## TASK ITEM
For the entries below, how many lines include the word "text"? Give the figure and nothing more.

++++++

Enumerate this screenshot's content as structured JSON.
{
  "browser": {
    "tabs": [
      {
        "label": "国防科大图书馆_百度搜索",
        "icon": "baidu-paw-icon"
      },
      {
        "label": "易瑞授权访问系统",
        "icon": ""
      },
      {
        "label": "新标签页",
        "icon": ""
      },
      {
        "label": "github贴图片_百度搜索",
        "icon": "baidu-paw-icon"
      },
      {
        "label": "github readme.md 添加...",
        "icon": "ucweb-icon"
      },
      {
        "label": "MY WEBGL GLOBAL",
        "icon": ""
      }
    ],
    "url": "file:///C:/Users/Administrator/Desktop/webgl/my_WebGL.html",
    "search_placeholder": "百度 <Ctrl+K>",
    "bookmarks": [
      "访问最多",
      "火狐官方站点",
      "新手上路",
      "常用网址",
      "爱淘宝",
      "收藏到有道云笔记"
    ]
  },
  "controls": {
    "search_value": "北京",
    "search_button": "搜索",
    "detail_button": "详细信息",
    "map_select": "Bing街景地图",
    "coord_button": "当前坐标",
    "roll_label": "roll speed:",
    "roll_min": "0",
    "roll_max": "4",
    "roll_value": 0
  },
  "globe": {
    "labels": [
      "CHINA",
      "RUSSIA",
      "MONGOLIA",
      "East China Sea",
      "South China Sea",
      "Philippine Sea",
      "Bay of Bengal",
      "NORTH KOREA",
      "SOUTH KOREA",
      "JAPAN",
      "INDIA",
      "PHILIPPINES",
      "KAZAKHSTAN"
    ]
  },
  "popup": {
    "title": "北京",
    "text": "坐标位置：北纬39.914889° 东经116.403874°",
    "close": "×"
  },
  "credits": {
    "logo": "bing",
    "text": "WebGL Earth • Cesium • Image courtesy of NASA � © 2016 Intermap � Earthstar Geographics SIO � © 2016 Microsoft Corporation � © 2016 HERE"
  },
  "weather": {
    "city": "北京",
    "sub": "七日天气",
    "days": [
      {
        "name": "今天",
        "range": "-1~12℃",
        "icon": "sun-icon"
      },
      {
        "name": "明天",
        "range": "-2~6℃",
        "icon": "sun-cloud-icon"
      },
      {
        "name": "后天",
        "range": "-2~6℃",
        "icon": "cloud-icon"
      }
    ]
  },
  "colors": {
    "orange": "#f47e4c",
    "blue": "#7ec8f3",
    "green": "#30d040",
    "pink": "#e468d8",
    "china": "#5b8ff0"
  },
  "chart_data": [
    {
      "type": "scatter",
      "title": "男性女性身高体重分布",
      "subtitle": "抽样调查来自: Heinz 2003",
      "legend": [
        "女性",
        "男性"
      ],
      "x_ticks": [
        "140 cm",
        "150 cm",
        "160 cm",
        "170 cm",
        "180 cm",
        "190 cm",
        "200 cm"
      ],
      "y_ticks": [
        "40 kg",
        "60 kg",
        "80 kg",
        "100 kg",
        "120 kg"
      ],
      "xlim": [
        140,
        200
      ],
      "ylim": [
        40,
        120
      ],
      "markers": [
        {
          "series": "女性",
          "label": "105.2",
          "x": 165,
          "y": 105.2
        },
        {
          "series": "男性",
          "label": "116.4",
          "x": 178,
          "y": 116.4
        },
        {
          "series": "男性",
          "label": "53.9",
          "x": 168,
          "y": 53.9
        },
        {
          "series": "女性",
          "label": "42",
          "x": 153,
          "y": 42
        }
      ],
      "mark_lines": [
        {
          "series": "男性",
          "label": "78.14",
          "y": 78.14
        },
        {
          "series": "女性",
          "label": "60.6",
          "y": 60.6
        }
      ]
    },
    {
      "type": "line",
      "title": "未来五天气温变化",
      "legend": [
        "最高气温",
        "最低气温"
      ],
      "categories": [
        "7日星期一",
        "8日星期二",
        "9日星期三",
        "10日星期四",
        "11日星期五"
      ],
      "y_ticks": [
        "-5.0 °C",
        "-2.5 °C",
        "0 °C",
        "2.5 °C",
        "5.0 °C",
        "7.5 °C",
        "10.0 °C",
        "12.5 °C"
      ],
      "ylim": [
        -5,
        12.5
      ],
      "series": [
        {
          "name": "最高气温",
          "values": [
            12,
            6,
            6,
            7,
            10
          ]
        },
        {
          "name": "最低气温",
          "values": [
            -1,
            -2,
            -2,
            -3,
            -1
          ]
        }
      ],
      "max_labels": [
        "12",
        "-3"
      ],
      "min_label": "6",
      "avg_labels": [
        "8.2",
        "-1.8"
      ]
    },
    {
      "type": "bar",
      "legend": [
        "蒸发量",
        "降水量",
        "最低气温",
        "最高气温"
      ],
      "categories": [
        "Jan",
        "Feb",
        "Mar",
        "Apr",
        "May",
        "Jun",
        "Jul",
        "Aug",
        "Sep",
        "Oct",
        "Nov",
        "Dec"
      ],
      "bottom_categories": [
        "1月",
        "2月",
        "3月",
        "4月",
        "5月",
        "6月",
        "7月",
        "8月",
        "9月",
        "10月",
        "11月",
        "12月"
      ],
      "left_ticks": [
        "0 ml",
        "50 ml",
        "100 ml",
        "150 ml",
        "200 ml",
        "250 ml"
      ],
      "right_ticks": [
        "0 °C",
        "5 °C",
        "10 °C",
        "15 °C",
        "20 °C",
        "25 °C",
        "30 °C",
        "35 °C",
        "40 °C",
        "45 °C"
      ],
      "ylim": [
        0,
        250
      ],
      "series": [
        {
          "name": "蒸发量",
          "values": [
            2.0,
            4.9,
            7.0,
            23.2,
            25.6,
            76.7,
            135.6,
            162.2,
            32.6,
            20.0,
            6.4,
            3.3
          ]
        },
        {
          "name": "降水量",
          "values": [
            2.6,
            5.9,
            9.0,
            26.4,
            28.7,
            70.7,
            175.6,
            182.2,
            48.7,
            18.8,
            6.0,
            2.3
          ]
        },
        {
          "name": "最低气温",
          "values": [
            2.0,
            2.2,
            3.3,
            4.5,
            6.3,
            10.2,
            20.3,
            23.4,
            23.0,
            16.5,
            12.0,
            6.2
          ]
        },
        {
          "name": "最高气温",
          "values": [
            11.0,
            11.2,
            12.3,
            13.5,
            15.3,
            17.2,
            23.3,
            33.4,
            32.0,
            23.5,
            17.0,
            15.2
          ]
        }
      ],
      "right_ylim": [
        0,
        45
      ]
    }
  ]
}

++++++

## SOLUTION TO THIS EXERCISE
2